Adele Naude Santos, an internationally acclaimed architect and urban designer, became dean of the School of Architecture and Planning in February 2004. TR recently sat down with her and talked about her vision for the future and how her leadership is changing the school.
Every school has a unique culture. What have you discovered about this school that poses a central problem and how do you propose to change that?
I’ve discovered that the departments don’t talk to each other as much as they should. There are really three cultures here–the culture of architecture, the culture of urban studies and planning, and the culture of the Media Lab–and they are extremely different. One of my roles is to integrate the school, talking about the one-school concept rather than the three separate parts, because I think there’s potential synergy here that would make this a completely unique school.

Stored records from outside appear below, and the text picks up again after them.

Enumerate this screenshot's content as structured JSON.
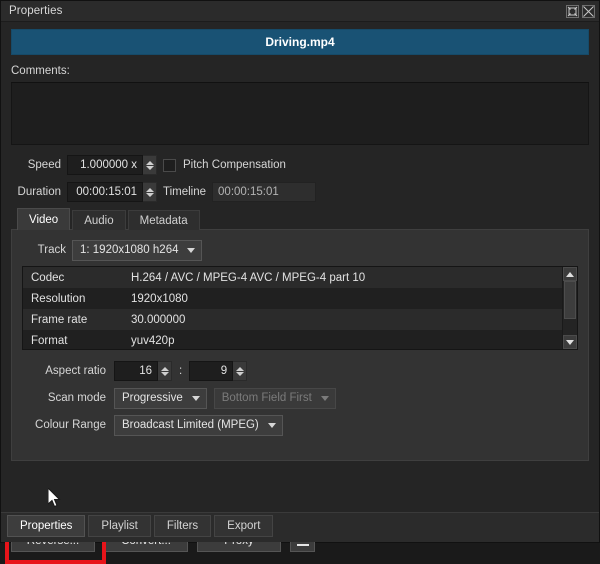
{
  "window": {
    "title": "Properties",
    "float_icon": "float-window-icon",
    "close_icon": "close-icon"
  },
  "file_header": {
    "name": "Driving.mp4",
    "accent_color": "#195274"
  },
  "comments": {
    "label": "Comments:",
    "value": "",
    "placeholder": ""
  },
  "speed": {
    "label": "Speed",
    "value": "1.000000 x",
    "pitch_compensation_label": "Pitch Compensation",
    "pitch_compensation_checked": false
  },
  "duration": {
    "label": "Duration",
    "value": "00:00:15:01",
    "timeline_label": "Timeline",
    "timeline_value": "00:00:15:01"
  },
  "tabs": [
    {
      "label": "Video",
      "active": true
    },
    {
      "label": "Audio",
      "active": false
    },
    {
      "label": "Metadata",
      "active": false
    }
  ],
  "track": {
    "label": "Track",
    "value": "1: 1920x1080 h264"
  },
  "properties_table": {
    "rows": [
      {
        "key": "Codec",
        "value": "H.264 / AVC / MPEG-4 AVC / MPEG-4 part 10"
      },
      {
        "key": "Resolution",
        "value": "1920x1080"
      },
      {
        "key": "Frame rate",
        "value": "30.000000"
      },
      {
        "key": "Format",
        "value": "yuv420p"
      }
    ]
  },
  "aspect_ratio": {
    "label": "Aspect ratio",
    "numerator": "16",
    "separator": ":",
    "denominator": "9"
  },
  "scan_mode": {
    "label": "Scan mode",
    "value": "Progressive",
    "field_order_value": "Bottom Field First",
    "field_order_disabled": true
  },
  "colour_range": {
    "label": "Colour Range",
    "value": "Broadcast Limited (MPEG)"
  },
  "actions": {
    "reverse": "Reverse...",
    "convert": "Convert...",
    "proxy": "Proxy",
    "menu_icon": "hamburger-menu-icon",
    "highlight_color": "#e8141a"
  },
  "bottom_tabs": [
    {
      "label": "Properties",
      "active": true
    },
    {
      "label": "Playlist",
      "active": false
    },
    {
      "label": "Filters",
      "active": false
    },
    {
      "label": "Export",
      "active": false
    }
  ]
}
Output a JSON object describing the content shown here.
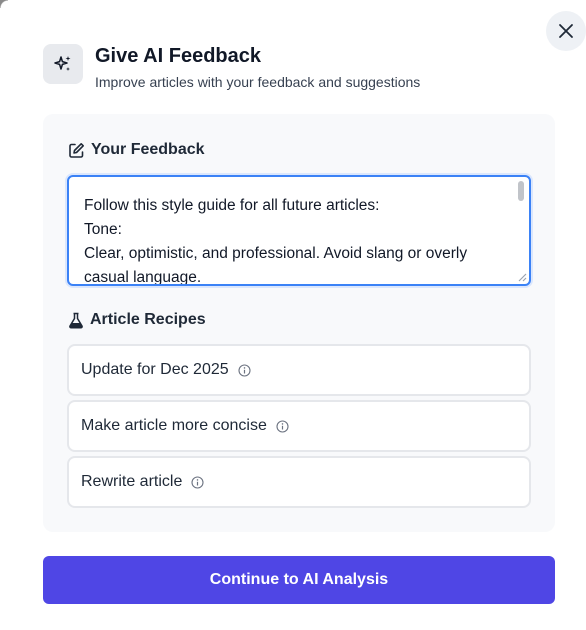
{
  "dialog": {
    "title": "Give AI Feedback",
    "subtitle": "Improve articles with your feedback and suggestions",
    "close_icon": "close-icon",
    "header_icon": "sparkles-icon"
  },
  "feedback": {
    "label": "Your Feedback",
    "icon": "edit-icon",
    "value": "Follow this style guide for all future articles:\nTone:\nClear, optimistic, and professional. Avoid slang or overly casual language."
  },
  "recipes": {
    "label": "Article Recipes",
    "icon": "flask-icon",
    "items": [
      {
        "label": "Update for Dec 2025",
        "icon": "info-icon"
      },
      {
        "label": "Make article more concise",
        "icon": "info-icon"
      },
      {
        "label": "Rewrite article",
        "icon": "info-icon"
      }
    ]
  },
  "actions": {
    "continue_label": "Continue to AI Analysis"
  },
  "colors": {
    "accent": "#4f46e5",
    "focus_border": "#3b82f6",
    "panel_bg": "#f8f9fb"
  }
}
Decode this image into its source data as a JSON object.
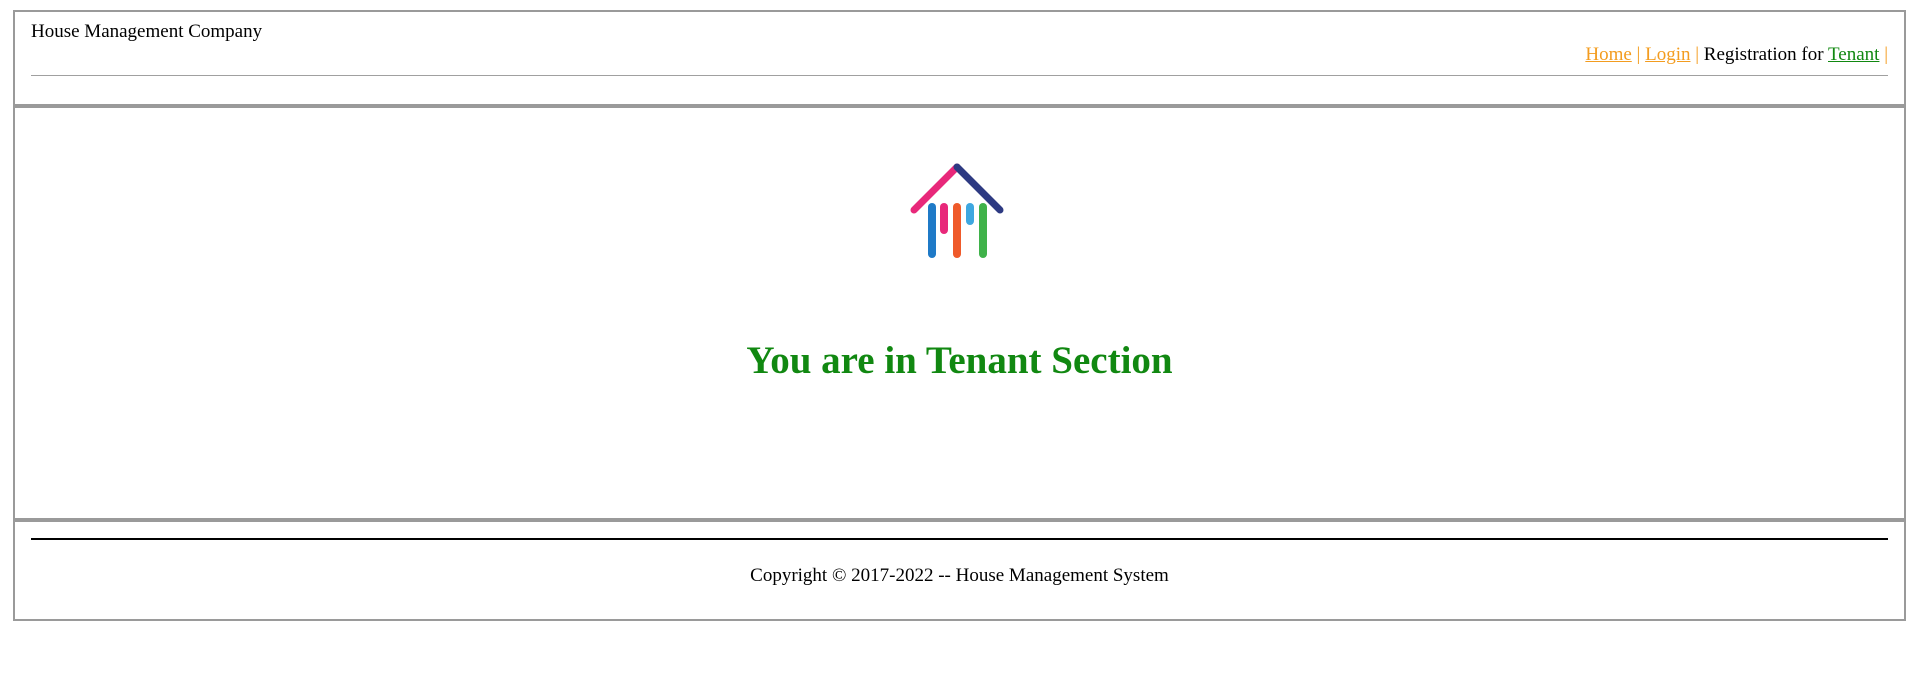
{
  "header": {
    "company_name": "House Management Company",
    "nav": {
      "home_label": "Home",
      "login_label": "Login",
      "registration_text": "Registration for",
      "tenant_label": "Tenant",
      "separator": "|"
    }
  },
  "main": {
    "logo_icon": "house-logo-icon",
    "section_title": "You are in Tenant Section"
  },
  "footer": {
    "copyright": "Copyright © 2017-2022 -- House Management System"
  },
  "colors": {
    "link_orange": "#f39c1f",
    "link_green": "#118811",
    "title_green": "#118811",
    "border_gray": "#9a9a9a"
  }
}
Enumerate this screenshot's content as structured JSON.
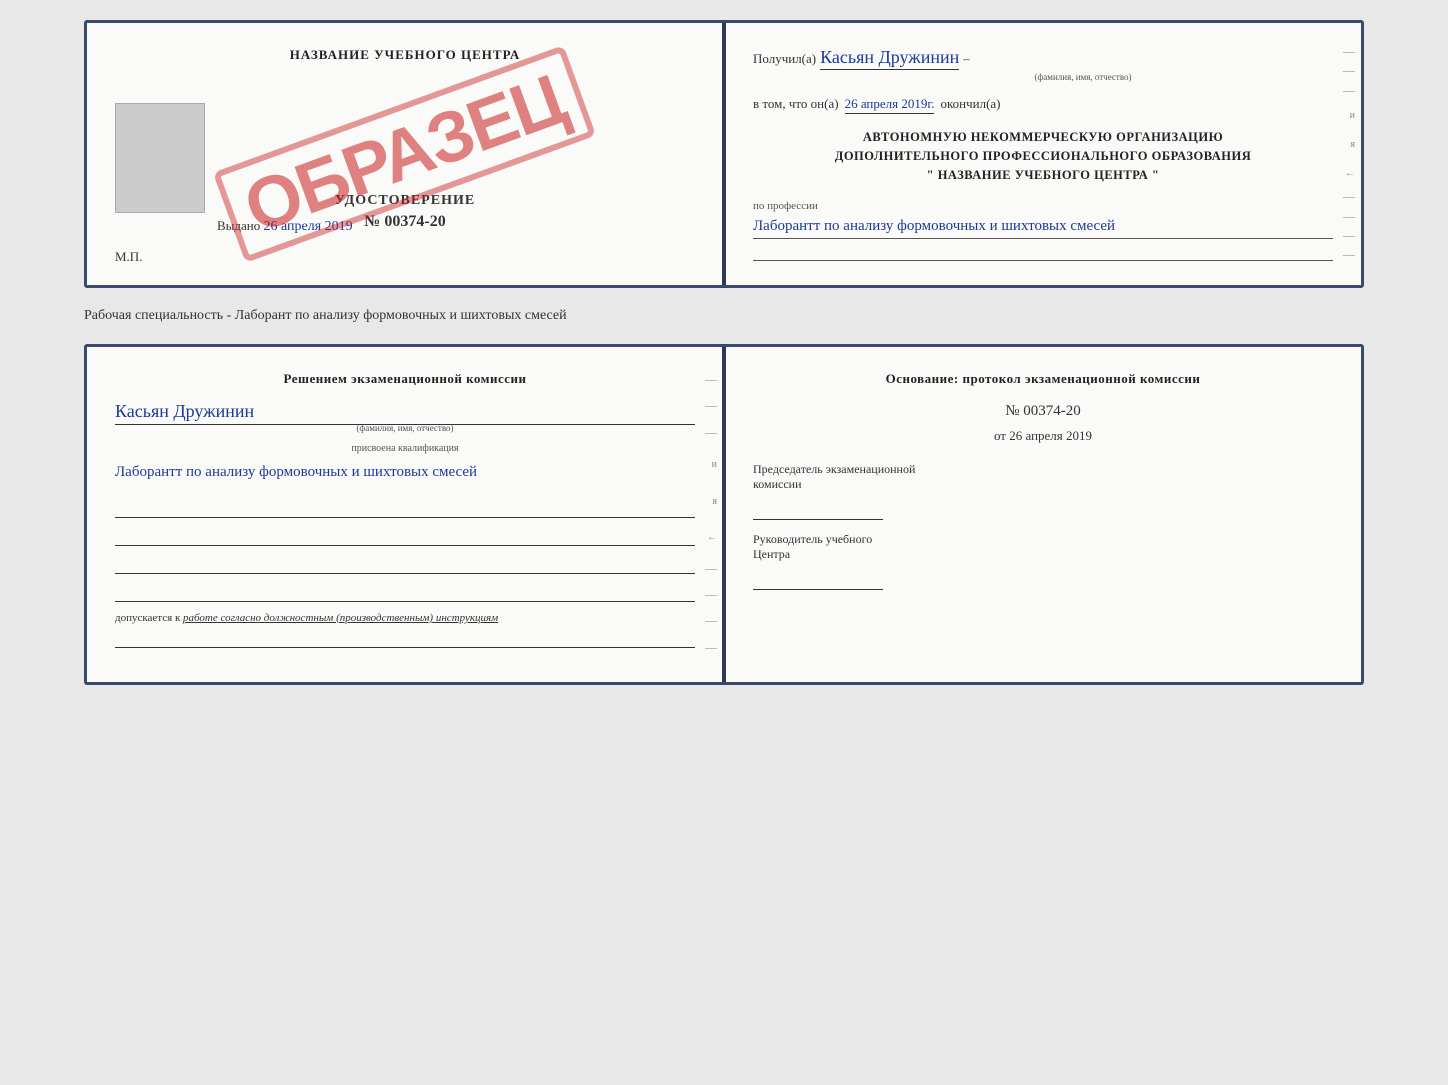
{
  "top_cert": {
    "left": {
      "title": "НАЗВАНИЕ УЧЕБНОГО ЦЕНТРА",
      "stamp": "ОБРАЗЕЦ",
      "udostoverenie_label": "УДОСТОВЕРЕНИЕ",
      "number": "№ 00374-20",
      "vydano_prefix": "Выдано",
      "vydano_date": "26 апреля 2019",
      "mp": "М.П."
    },
    "right": {
      "poluchil": "Получил(а)",
      "fio": "Касьян Дружинин",
      "fio_hint": "(фамилия, имя, отчество)",
      "vtom_prefix": "в том, что он(а)",
      "vtom_date": "26 апреля 2019г.",
      "okonchil": "окончил(а)",
      "org_line1": "АВТОНОМНУЮ НЕКОММЕРЧЕСКУЮ ОРГАНИЗАЦИЮ",
      "org_line2": "ДОПОЛНИТЕЛЬНОГО ПРОФЕССИОНАЛЬНОГО ОБРАЗОВАНИЯ",
      "org_line3": "\" НАЗВАНИЕ УЧЕБНОГО ЦЕНТРА \"",
      "prof_label": "по профессии",
      "prof_value": "Лаборантт по анализу формовочных и шихтовых смесей"
    }
  },
  "specialty_label": "Рабочая специальность - Лаборант по анализу формовочных и шихтовых смесей",
  "bottom_cert": {
    "left": {
      "resheniem": "Решением экзаменационной комиссии",
      "fio": "Касьян Дружинин",
      "fio_hint": "(фамилия, имя, отчество)",
      "prisvoena_label": "присвоена квалификация",
      "kvali": "Лаборантт по анализу формовочных и шихтовых смесей",
      "dopuskaetsya_prefix": "допускается к",
      "dopuskaetsya_text": "работе согласно должностным (производственным) инструкциям"
    },
    "right": {
      "osnovanie": "Основание: протокол экзаменационной комиссии",
      "number": "№ 00374-20",
      "ot_prefix": "от",
      "ot_date": "26 апреля 2019",
      "predsedatel_line1": "Председатель экзаменационной",
      "predsedatel_line2": "комиссии",
      "rukovoditel_line1": "Руководитель учебного",
      "rukovoditel_line2": "Центра"
    }
  },
  "edge_symbols": {
    "and": "и",
    "ya": "я",
    "arrow": "←"
  }
}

Other than being part of the same administrative division, what do these three units share that could promote this synergy?
In some manner or other, all of us in this school do design. Out of this has come the notion of what I call the Design Lab. It would cut across the three areas of the school and bring together people who would like to collaborate on research. There are a number of projects that are already on the table that we can start to work on collectively.
When you first came you talked about strengthening the school’s connection to the rest of MIT. What do you have in mind there?
We are not as visible as we should be. My feeling is that we have not made the connections we should make within the institution, and we’re not playing as important a role as we could. In the case of the Media Lab, I’ve been pushing to think of that as a department doing more teaching at the undergraduate level. We’re also trying to see if there are some collective courses we can put together as a school that would appeal to undergraduates Institute-wide. I think there are lots of undergraduates who would like to dip into the waters of design who aren’t going to be architects or planners.
I think we also should start to look at playing a more important role within the arts community. The School of Humanities, Arts, and Social Sciences and the School of Architecture and Planning have split the art sphere. They’ve got the poets and musicians, and we have the artists [in the Visual Arts Program in Course IV and the Center for Advanced Visual Studies]. There’s definitely linkage that could occur across there.
You’ve spent the last six months as interim head of architecture, as well as dean. What changes have you initiated in that department?
There’s going to be quite a lot of change taking place in architecture itself. My desire has been to increase the profile of the program, to give it more of a design focus. We’re known for history and theory and building technology, and we have a fairly strong tradition in urbanism, but we are not considered a premier design school. We can be all those good things and more. We’re also a very small school, so I’ve spent some time negotiating with the provost [Bob Brown] to increase the size of the master of architecture program. We right now have only 80 students and we need to be closer to 115. We’ll phase it over the next four years. Once we have more students who are focusing on architectural design, the better off we’ll be.
The addition to the Media Lab designed by Fumihiko Maki has been on hold for several years. How would this building help your school?
We desperately need space. Where would I put the Design Lab that I want to create? Now, if the Maki was to proceed, it would solve a whole chunk of my problems. That would help me bring a whole piece of the school together. The idea is that we take the visual artists and put them over there. Comparative Media Studies would be part of that. This Design Lab would be part of that. I feel very passionately about it, but we’ve got to raise some money.
What do you see as the future for the school?
I want this to be the place where people really have to come, because this is MIT and we’ve got the most fascinating faculty, we’re inventing things and pushing the boundaries of knowledge. We absolutely should be doing that. We should be doing a lot about building technology, such as testing new materials. We need to be on the cutting edge of research of an environmental nature. We need to be able to test products and processes at full scale. We have the intellectual and research capability to do this, but we’ve been inhibited because of lack of equipment and space. We don’t have state-of-the-art facilities. In digital fabrication, we’re probably ahead of the curve, but we’ve got to be sure we’re better than most, and again it’s a space thing. What we need is lab space to be able to do this kind of stuff. – By Sally Atwood